The Habitable Homes Bill is really about social housing

We thought this was an interesting comment on a proposed bill:

This coming Friday, 19 January, a bill is to be debated in parliament that could hugely improve the lives of many people in England.

The Homes (Fitness for Human Habitation) Bill would give private and social tenants the ability to take landlords to court if their home is unsafe. Over a millionhomes are thought to pose a serious threat to the health or safety of the people living there. This classification, also known as a “category 1 hazard”, covers 795,000 private tenancies – one in six of the privately rented homes in the country.

Ooooh, private landlords! How terrible they are. Why not use the righteous anger of the people against them? 

But then we get:

Although there are fewer of them, social tenants with an unsafe home currently have even less recourse, particularly where the landlord and the council are one and the same, as became tragically apparent following the Grenfell Tower fire last June.

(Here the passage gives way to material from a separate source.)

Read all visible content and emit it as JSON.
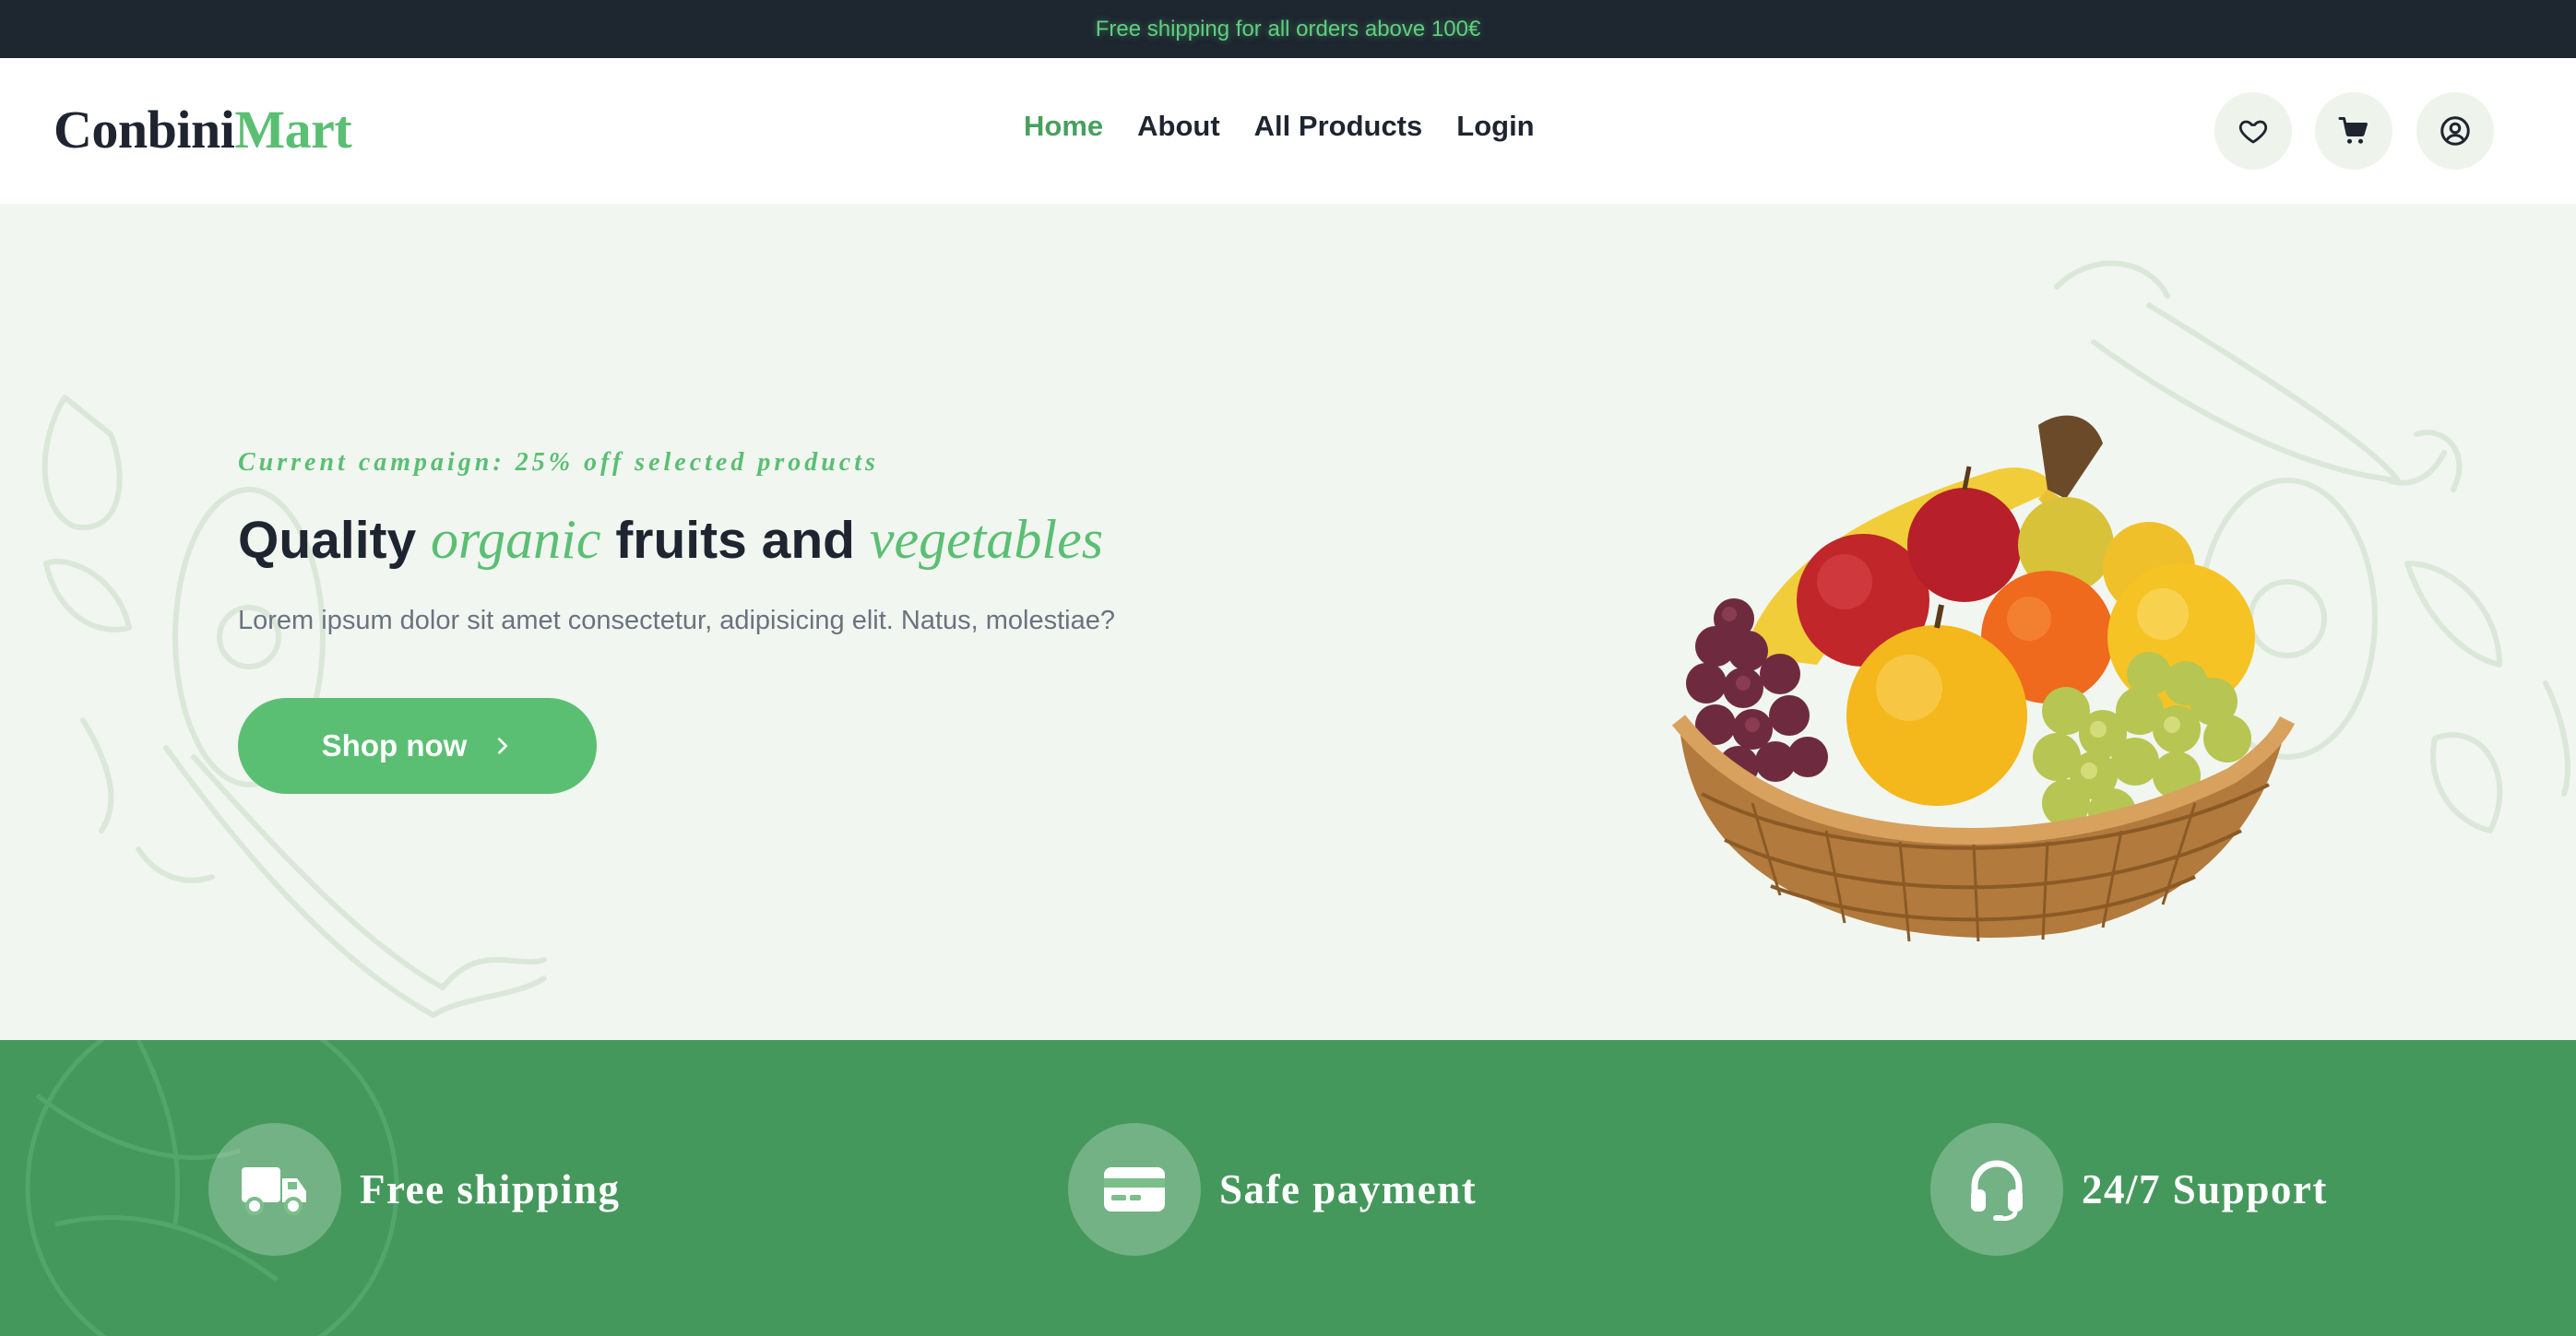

So, we've those dastards in the private sector, facing competition plus independent (of them at least) enforcement of standards. We've then got the governmental (and quasi-such) sector with a monopoly supplier, no independent enforcement and thus consumers have even fewer rights and methods of gaining them.

Thus we must change the law. 

OK, the basic idea seems fair enough to us. Yes, that governmental supply should indeed be subject to the same consumer protections as the market sector. In fact, shouldn't this be true of the entire economy?